Cocoa culture, besides its economic and social importance, also represents sustainable development in the communities where it is inserted, in the Atlantic Forest (Bahia and Espírito Santo) and in the Amazon region, such as Pará, Rondônia and Mato Grosso. One of the main characteristics of the production is to work as an important natural carbon dioxide sink, in other words, besides not emitting gases, it still absorbs much of the carbon present in the atmosphere. A study by the NGO Solidaridad that evaluated the carbon balance, which is how much the activity emits and sequesters this gas, verified that the system of cocoa production in family agriculture in the Amazon in 2016, has a positive environmental impact, because a good part of its cultivation is done in the shade, with its trees planted in forest areas, helping in the absorption of carbon from the environment. The study showed that in 18 years, the shaded system stores about 300 t CO2/ha, with an average sequestration of 16.6 t CO2 ha/year.
In 2016, the average carbon balance of cocoa areas was negative by 120.6 tonne of CO2 per year. In the same period, the area of native forest in the same region registered a negative balance of 6.5 tonnes of CO2. In other words, the areas of cocoa have sequestred more carbon than areas with native forest.
In the face of all the benefits that cocoa production brings to producers, society and the environment, stimulating the development of this sector of Brazilian agroindustry becomes fundamental. For this reason, AIPC has been working as a partner and supporter in a series of actions and projects aimed at increasing cocoa production potential in the coming years in a sustainable way, so that Brazil can return to producing 100% of its cocoa, and still have export surplus. So, projects such as Cacau Floresta, developed by The Nature Conservancy, the Verena Project and Solidaridad actions, aim at the restoration of depleted areas through the planting of native species, including cocoa, and the strengthening of family agriculture, are examples of initiatives already being taken to increase cocoa production in the coming years, contributing to environmental preservation and generating even more income for families. In addition, the work in partnership with Senar-Bahia through Pro-Senar Cacau, has been assisting in the organization of producers, property management, diffusion of technologies and increased productive efficiency.

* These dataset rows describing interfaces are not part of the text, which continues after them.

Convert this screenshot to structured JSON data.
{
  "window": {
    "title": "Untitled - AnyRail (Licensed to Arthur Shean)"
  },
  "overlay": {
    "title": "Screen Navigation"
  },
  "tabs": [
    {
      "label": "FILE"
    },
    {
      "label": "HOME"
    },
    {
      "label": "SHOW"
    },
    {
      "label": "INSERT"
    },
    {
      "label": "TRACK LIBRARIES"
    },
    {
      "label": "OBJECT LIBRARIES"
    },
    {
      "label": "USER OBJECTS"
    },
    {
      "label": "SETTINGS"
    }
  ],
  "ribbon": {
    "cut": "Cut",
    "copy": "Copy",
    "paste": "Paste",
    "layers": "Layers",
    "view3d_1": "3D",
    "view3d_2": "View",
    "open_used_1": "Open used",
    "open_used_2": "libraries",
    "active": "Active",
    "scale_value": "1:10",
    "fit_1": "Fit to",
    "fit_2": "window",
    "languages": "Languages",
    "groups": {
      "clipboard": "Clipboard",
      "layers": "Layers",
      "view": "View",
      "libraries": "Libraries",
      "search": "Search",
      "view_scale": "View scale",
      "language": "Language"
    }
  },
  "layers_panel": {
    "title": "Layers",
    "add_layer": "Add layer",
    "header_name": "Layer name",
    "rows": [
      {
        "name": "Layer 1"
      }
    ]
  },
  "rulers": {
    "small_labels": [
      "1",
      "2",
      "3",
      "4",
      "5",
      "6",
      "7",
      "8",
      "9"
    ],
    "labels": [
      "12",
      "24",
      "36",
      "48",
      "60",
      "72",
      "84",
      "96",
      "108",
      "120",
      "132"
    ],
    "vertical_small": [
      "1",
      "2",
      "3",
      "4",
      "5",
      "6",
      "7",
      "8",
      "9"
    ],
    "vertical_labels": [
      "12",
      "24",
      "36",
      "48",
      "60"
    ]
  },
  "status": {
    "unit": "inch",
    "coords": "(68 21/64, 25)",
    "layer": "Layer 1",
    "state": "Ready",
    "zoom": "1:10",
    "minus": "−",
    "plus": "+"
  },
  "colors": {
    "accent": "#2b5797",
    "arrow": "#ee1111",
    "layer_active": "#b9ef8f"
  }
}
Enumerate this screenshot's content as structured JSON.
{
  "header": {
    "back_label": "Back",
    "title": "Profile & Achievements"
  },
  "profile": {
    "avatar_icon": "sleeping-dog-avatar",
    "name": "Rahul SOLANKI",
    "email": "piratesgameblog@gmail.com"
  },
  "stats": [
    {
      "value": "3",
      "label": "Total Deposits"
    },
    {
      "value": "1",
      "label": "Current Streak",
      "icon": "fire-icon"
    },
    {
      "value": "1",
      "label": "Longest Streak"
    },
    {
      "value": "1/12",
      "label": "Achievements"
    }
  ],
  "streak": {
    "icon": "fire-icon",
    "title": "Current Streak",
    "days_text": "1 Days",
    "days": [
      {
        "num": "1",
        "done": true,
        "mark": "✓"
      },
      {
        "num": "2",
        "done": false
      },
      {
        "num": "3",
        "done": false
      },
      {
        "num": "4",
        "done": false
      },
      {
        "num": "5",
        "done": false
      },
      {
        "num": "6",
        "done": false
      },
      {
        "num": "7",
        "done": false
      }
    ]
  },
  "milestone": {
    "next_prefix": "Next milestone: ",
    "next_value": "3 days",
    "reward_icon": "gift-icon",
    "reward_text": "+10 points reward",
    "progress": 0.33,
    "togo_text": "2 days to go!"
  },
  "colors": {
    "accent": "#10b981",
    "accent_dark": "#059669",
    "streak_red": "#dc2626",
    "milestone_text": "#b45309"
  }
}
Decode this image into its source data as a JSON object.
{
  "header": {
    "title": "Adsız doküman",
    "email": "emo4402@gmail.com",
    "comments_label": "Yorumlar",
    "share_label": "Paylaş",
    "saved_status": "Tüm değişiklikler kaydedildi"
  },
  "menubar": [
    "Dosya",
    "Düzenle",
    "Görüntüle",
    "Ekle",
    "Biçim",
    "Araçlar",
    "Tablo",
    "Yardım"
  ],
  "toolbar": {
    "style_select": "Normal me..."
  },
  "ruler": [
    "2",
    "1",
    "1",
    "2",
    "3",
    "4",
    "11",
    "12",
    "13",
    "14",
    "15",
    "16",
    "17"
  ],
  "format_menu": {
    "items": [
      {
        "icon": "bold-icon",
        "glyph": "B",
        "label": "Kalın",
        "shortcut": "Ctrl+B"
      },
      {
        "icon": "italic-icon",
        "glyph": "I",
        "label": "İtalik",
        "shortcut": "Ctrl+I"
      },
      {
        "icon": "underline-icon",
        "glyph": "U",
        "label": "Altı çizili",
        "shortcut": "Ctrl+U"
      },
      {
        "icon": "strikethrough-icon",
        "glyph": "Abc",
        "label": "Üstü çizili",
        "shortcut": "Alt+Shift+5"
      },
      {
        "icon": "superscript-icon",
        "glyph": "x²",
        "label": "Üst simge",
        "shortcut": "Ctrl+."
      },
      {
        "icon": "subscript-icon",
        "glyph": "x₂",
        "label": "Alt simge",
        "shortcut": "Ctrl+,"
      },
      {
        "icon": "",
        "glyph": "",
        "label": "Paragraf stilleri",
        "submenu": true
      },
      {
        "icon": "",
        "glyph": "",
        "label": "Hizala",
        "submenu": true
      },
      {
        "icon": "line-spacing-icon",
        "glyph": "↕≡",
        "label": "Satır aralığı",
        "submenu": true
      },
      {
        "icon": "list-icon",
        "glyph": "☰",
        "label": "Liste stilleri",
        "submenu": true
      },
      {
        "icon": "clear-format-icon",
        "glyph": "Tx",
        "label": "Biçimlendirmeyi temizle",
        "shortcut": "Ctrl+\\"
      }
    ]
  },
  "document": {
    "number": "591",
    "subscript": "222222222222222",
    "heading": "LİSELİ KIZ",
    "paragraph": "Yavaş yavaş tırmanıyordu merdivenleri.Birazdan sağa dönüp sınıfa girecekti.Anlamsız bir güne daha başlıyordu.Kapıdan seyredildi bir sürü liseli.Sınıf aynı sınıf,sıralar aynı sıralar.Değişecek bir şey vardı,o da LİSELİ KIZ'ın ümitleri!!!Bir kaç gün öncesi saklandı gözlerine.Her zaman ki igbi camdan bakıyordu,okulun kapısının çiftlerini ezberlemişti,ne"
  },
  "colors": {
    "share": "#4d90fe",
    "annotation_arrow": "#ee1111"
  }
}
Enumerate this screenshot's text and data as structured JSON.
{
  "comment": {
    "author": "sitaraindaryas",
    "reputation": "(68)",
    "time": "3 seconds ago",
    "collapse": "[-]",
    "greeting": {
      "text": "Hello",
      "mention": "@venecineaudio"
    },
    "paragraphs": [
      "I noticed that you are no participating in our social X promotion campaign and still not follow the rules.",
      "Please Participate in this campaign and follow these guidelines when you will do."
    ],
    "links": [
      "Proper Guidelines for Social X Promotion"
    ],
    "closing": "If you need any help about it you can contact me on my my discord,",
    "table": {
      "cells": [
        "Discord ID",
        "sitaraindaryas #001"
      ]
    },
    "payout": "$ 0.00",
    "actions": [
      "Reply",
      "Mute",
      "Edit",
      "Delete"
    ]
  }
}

Other important actions have been developed along with the Ministry of Agriculture, Livestock and Supply (MAPA) and the Executive Committee of the Cocoa Crop Plan (Ceplac), which gained autonomy to work with the Agroforestry Systems (SAF), thus allowing integration of the cultivation of cocoa along with other crops, guaranteeing an increase in productivity and income of the producers, in the same planted area. With these works, the expectation is that the planted area with cocoa via agroforestry systems will increase from 700 thousand hectares to 1 million by the year of 2028. So, the national production will also grow and reach 400 thousand tonnes in the same period.
In the face of all this potential, planning the future is fundamental for Brazil's cocoa sector to continue growing. So, actions that begin now, will have important results for the activity in the coming years. One of them is the signing of the cooperation agreement between the Latin American Development Bank (CAF) and Banco da Amazônia / Banco do Nordeste (Basa/BNB) for the release of green bonds in cocoa. These are debt securities issued by public or private organizations, whose objective is to finance investments in sustainable projects. This operation, unprecedented in the world, was consolidated thanks to the efforts of a working group, meeting to talk about chocolate and cocoa, coordinated by the Ministry of Industry, Development and Foreign Trade (MDIC), with the participation of the main organizations of the supply chain, such as Abicab, MAPA/CEPLAC, Faeb, MMA, MRE, MI, Apex-Brasil and AIPC itself.
Actions like these will certainly be useful in enabling Brazil to expand its planted area in an economically viable and environmentally responsible manner. Therefore, the expectation is that in the coming years, the country will once again be self-sufficient in cocoa production, with potential not only to meet domestic demand, but also to increase our participation in the competitive international market.
Learn more about each of the cocoa production promotion projects in Brazil at our partners' link